Mentions: To this end, we have implemented Brainet architectures consisting of two (B2) (Fig. 1B,C) or three (B3) (Fig. 1A,D) monkey brains. These Brainets (i) controlled 2D/3D movements of an avatar arm by sharing signals derived from multiple brains (Fig. 1B,D), (ii) partitioned control by delegating subtasks to different subjects (Fig. 1C,D) and (iii) enabled a super-task that was composed of individual BMI tasks (Fig. 1A,D).

Bottom Line: Here, we introduce a Brainet that utilizes very-large-scale brain activity (VLSBA) from two (B2) or three (B3) nonhuman primates to engage in a common motor behaviour.With long-term training we observed increased coordination of behavior, increased correlations in neuronal activity between different brains, and modifications to neuronal representation of the motor plan.These results suggest that primate brains can be integrated into a Brainet, which self-adapts to achieve a common motor goal.

View Article: PubMed Central - PubMed

Affiliation: 1] Department of Neurobiology, Duke University, Durham, NC, USA [2] Duke University Center for Neuroengineering, Duke University, Durham, NC, USA.
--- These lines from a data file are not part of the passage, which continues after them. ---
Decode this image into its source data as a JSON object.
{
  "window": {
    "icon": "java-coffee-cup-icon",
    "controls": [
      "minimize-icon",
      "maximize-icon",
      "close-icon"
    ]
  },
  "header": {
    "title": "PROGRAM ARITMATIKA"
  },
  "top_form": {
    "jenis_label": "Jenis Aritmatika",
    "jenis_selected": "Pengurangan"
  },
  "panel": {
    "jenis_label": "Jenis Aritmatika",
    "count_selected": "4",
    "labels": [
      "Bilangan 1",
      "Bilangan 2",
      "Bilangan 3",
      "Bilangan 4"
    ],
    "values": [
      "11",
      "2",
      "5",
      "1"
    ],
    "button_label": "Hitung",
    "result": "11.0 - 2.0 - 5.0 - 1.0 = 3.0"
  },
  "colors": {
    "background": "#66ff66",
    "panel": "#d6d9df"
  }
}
ABSTRACT
Traditionally, brain-machine interfaces (BMIs) extract motor commands from a single brain to control the movements of artificial devices. Here, we introduce a Brainet that utilizes very-large-scale brain activity (VLSBA) from two (B2) or three (B3) nonhuman primates to engage in a common motor behaviour. A B2 generated 2D movements of an avatar arm where each monkey contributed equally to X and Y coordinates; or one monkey fully controlled the X-coordinate and the other controlled the Y-coordinate. A B3 produced arm movements in 3D space, while each monkey generated movements in 2D subspaces (X-Y, Y-Z, or X-Z). With long-term training we observed increased coordination of behavior, increased correlations in neuronal activity between different brains, and modifications to neuronal representation of the motor plan. Overall, performance of the Brainet improved owing to collective monkey behaviour. These results suggest that primate brains can be integrated into a Brainet, which self-adapts to achieve a common motor goal.

No MeSH data available.